- **EXERCISE DIRECTIONS**
Say how many of the lines below hold "true", writing the number and nothing more.

- **WORKING DATA**

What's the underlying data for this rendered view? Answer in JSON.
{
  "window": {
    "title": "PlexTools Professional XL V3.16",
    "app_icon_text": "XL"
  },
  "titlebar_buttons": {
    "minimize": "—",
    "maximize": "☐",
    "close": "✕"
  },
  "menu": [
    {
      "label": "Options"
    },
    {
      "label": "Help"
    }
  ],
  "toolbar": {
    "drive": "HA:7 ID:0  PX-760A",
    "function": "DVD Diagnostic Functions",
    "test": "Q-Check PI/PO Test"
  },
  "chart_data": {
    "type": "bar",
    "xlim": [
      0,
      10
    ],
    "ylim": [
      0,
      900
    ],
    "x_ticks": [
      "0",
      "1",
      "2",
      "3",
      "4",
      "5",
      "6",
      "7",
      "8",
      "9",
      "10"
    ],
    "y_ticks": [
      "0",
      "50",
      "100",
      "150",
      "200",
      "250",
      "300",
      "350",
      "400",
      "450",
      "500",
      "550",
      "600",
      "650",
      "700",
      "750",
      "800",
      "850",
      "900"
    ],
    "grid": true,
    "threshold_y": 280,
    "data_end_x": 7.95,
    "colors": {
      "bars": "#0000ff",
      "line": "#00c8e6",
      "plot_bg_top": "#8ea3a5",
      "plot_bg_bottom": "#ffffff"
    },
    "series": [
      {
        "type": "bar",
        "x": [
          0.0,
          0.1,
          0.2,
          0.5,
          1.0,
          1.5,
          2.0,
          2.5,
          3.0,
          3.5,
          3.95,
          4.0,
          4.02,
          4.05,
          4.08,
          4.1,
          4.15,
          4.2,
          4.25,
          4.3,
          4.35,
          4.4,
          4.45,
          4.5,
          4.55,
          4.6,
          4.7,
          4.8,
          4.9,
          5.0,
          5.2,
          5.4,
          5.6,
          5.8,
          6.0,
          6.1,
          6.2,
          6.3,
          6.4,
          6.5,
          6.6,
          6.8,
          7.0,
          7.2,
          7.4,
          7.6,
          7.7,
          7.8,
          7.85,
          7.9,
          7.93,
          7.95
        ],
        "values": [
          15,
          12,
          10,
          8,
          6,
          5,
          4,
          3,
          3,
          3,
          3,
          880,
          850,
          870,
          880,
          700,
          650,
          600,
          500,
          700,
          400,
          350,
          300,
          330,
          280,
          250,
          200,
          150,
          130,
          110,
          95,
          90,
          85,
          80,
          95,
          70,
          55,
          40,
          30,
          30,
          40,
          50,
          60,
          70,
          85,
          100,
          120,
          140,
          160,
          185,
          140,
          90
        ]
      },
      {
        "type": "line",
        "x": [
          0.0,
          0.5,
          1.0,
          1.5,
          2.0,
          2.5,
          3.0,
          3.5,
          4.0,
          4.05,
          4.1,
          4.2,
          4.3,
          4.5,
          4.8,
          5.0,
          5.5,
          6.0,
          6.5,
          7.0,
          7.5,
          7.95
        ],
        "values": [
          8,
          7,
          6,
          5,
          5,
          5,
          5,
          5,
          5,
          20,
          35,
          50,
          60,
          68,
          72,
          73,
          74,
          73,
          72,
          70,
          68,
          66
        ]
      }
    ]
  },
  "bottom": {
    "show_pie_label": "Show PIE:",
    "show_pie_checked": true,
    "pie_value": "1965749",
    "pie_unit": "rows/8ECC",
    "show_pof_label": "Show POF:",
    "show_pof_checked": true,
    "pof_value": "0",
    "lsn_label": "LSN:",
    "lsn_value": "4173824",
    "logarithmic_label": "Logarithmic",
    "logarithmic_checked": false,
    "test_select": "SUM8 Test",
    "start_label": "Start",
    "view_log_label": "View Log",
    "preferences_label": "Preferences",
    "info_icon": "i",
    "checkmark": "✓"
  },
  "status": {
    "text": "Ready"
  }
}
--
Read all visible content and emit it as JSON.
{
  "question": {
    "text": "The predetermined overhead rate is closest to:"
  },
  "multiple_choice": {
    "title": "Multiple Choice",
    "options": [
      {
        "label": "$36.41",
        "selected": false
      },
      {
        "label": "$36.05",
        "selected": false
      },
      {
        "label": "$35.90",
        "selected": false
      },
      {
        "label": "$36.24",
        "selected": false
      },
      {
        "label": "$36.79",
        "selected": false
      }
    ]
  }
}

- **ANSWER TO THIS PROBLEM**
3